We saw that care files contained detailed support plans based upon people’s needs and abilities. One of the care files seen had not been reviewed or updated by staff for at least three months. The other file had been reviewed and “no change” recorded. There had been no changes made to the care plans even though this person’s needs had changed and they were now being cared for in bed. For example, the diet and fluids care plan recorded that the person ate all of their meals in the lounge and the personal care plan recorded that the person had a daily bath, neither of which occurred as the person did not get out of bed. This meant that the information recorded was not up to date and could result in an omission of care. We spoke with three members of staff and asked them about the specific wants and needs of the people under their care. All three staff were knowledgeable about people’s personal routines and preferences and were aware of the care that they had to provide for them.

We saw that care files recorded a biography of the person who lived at the home and “this is my life” information. Details included historical information about family life, favourite things, animals and other important facts. This information helped staff provide care suited to people's individual preferences and to be able to reminisce with them about their life.
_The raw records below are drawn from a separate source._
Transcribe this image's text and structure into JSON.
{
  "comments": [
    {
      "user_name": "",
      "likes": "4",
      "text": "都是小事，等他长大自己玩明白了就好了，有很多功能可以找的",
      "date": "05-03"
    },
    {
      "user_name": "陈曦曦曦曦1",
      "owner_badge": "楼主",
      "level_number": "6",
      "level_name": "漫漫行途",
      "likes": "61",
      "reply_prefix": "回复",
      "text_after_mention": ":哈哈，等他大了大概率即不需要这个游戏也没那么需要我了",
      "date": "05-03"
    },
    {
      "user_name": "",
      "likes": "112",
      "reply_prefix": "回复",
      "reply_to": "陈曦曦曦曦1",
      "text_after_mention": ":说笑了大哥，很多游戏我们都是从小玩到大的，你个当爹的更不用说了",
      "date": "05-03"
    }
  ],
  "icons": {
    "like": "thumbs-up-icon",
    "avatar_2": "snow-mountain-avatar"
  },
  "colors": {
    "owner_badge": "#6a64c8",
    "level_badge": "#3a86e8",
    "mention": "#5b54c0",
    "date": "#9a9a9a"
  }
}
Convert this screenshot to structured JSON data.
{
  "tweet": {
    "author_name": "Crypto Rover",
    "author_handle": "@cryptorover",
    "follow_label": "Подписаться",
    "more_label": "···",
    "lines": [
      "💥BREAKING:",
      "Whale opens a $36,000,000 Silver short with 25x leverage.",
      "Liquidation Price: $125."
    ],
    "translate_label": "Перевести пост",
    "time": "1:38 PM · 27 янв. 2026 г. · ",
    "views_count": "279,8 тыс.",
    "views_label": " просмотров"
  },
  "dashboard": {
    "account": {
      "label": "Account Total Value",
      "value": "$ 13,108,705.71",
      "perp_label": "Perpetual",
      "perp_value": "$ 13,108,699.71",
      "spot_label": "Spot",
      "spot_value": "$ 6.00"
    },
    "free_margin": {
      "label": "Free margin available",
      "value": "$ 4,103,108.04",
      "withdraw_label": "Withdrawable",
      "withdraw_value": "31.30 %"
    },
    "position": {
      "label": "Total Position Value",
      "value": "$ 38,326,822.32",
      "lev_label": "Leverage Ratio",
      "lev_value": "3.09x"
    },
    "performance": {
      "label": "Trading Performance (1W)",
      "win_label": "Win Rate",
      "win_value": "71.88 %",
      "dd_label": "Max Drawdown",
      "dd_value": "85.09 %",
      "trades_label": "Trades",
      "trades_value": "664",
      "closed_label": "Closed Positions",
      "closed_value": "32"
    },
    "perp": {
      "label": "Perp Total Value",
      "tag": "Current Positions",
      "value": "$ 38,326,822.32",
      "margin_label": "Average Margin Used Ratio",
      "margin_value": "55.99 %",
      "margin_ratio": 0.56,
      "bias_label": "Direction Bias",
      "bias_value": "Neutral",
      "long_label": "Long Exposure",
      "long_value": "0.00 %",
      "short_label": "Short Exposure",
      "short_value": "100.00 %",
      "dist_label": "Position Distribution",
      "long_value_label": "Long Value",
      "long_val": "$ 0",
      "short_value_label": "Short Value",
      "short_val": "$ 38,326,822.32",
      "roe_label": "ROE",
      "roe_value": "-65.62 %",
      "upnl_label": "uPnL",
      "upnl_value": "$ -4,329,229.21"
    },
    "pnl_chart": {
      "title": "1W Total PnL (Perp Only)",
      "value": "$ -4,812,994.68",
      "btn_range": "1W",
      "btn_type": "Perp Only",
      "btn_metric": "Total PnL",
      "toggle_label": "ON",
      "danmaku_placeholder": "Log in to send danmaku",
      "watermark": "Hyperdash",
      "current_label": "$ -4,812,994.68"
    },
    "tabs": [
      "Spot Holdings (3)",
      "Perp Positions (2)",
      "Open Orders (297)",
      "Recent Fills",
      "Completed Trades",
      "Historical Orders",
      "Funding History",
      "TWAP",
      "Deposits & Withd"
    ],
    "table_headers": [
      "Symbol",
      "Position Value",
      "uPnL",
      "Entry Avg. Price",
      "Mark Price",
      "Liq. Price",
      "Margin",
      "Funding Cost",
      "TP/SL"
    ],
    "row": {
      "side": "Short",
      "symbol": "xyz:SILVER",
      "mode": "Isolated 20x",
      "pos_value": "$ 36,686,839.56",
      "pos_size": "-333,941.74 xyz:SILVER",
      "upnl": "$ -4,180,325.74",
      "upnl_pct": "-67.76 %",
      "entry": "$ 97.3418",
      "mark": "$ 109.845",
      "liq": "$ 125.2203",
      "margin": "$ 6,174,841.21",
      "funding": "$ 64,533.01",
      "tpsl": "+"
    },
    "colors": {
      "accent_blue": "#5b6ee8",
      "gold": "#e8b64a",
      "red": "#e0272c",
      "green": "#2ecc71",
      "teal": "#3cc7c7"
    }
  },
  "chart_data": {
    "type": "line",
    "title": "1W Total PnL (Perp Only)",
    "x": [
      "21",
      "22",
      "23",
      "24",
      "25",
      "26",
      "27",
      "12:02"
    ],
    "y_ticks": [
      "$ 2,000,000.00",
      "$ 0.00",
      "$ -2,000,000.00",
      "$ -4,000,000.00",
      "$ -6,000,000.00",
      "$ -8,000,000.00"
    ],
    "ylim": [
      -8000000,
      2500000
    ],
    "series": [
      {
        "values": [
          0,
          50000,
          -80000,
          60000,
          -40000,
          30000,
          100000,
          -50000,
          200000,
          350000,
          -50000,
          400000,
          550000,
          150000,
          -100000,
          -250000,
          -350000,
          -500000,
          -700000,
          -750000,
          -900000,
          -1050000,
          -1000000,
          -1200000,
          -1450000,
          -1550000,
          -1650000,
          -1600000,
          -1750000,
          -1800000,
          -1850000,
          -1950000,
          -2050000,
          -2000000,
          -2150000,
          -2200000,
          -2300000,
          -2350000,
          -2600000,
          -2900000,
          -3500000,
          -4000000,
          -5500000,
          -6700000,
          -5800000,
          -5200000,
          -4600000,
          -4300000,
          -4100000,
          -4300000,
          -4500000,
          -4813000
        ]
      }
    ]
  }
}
Care files contained individual risk assessments, these identified when people were at risk of sore skin, poor nutrition or falls, and how they should be moved and handled. Risk assessments and agreement for the use of bed rails was also available as needed.

We saw that care files recorded people’s personal preferences regarding times for getting up and going to bed. They also recorded food likes and dislikes and details of any preferred daily routine. This was being further updated by the manager who was amending care plans to make them more “person centred”.

Evidence was available to demonstrate that external professionals such as GP, optician, dentist and district nurses were involved as necessary to maintain people’s health and wellbeing.

We spent the majority of the morning and part of the afternoon in the lounge observing care practices. At the start of our visit we saw a member of staff completing armchair exercises with a large ball with some people. Later in the morning music was played. For the majority of the morning people were not engaged in any social or leisure activities. The manager gave out magazines in the afternoon and some people whose chairs were facing the television would have been able to watch a film. We were told that care staff were responsible for completing activities with people. The manager said that an activity programme was in place which included films, magazines, chatting, armchair exercises. We were told that external entertainers visited once per fortnight to undertake armchair exercises and once per month someone came in to sing to people. Care files seen recorded a limited amount of activities undertaken. The manager told us that she had contacted the Alzheimer’s disease society and was putting together a new activity programme to include quizzes and reminiscence and other activities more suited to the needs of people with dementia.

We saw that people were given a mid morning drink